Deals in the works
Now that Synchrony Financial has received approval from the Federal Reserve to become a stand-alone bank without GE support, GE will be spinning off the remainder of the consumer financial services business over the next month in a share exchange with GE shareholders. Upon completion, GE expects to generate $18 billion to $21 billion in proceeds, which it will use to buy back 6% to 7% of GE's shares outstanding by mid-November. Including this exchange, GE is targeting to return $30 billion in capital to shareholders this year.

What's more, GE is expecting to close on Alstom and selling its appliances business to Electrolux in the coming quarter -- two deals that have been held up by regulators. Come the first quarter, GE will apply to remove its systemically important financial institution, SIFI, designation, which, if granted, will reduce its financial regulatory scrutiny and improve its operating flexibility.

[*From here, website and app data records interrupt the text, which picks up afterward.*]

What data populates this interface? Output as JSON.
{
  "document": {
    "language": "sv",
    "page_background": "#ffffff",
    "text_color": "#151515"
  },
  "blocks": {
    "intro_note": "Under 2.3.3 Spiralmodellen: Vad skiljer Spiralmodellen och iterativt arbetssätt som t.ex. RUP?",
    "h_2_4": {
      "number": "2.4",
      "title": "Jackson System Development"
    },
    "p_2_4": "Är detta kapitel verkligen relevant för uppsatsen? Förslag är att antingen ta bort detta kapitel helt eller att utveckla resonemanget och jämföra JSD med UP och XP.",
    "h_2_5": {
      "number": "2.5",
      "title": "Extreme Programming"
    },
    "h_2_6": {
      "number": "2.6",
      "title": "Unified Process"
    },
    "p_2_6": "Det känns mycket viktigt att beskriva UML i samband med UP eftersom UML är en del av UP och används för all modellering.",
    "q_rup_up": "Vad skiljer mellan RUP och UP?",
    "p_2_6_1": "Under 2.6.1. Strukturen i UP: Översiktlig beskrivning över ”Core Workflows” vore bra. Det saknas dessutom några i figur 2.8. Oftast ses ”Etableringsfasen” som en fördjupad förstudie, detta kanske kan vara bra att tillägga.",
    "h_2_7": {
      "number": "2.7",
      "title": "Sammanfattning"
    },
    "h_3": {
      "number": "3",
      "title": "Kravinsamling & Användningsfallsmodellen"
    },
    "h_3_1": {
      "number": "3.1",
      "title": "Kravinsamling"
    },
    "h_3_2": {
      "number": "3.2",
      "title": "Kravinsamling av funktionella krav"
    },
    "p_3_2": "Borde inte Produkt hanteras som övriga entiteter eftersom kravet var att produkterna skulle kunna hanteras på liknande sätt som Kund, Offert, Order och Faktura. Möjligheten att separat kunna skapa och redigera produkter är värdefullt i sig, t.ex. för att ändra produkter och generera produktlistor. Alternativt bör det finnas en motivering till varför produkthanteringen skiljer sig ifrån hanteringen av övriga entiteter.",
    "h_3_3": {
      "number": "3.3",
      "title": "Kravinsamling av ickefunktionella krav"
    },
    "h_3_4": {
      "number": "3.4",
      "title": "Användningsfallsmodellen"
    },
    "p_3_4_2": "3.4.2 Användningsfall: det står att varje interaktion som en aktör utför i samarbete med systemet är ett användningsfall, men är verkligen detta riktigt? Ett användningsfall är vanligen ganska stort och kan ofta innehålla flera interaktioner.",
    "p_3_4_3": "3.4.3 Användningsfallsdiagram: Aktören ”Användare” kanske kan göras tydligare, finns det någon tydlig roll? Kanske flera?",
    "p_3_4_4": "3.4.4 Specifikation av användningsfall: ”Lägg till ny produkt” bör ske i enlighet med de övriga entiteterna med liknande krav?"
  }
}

A solid operator
GE CEO Jeff Immelt may have called the macroeconomic environment "volatile" in the third quarter, but it didn't stop the company from executing well across its businesses. The company drove earnings growth from five out of seven of its industrial segments despite overall revenue weakness, expanded its industrial margins by a respectable amount, and managed its operations with discipline.

Ultimately, GE is a solid operator that's dealing with the complexity of operating in a sluggish global growth environment as it undergoes a massive transformation. Although it's a tall order, GE has shown it's possible to operate with excellence when things get complicated.

Steve Heller has no position in any stocks mentioned. The Motley Fool owns shares of General Electric Company. Try any of our Foolish newsletter services free for 30 days. We Fools may not all hold the same opinions, but we all believe that considering a diverse range of insights makes us better investors. The Motley Fool has a disclosure policy.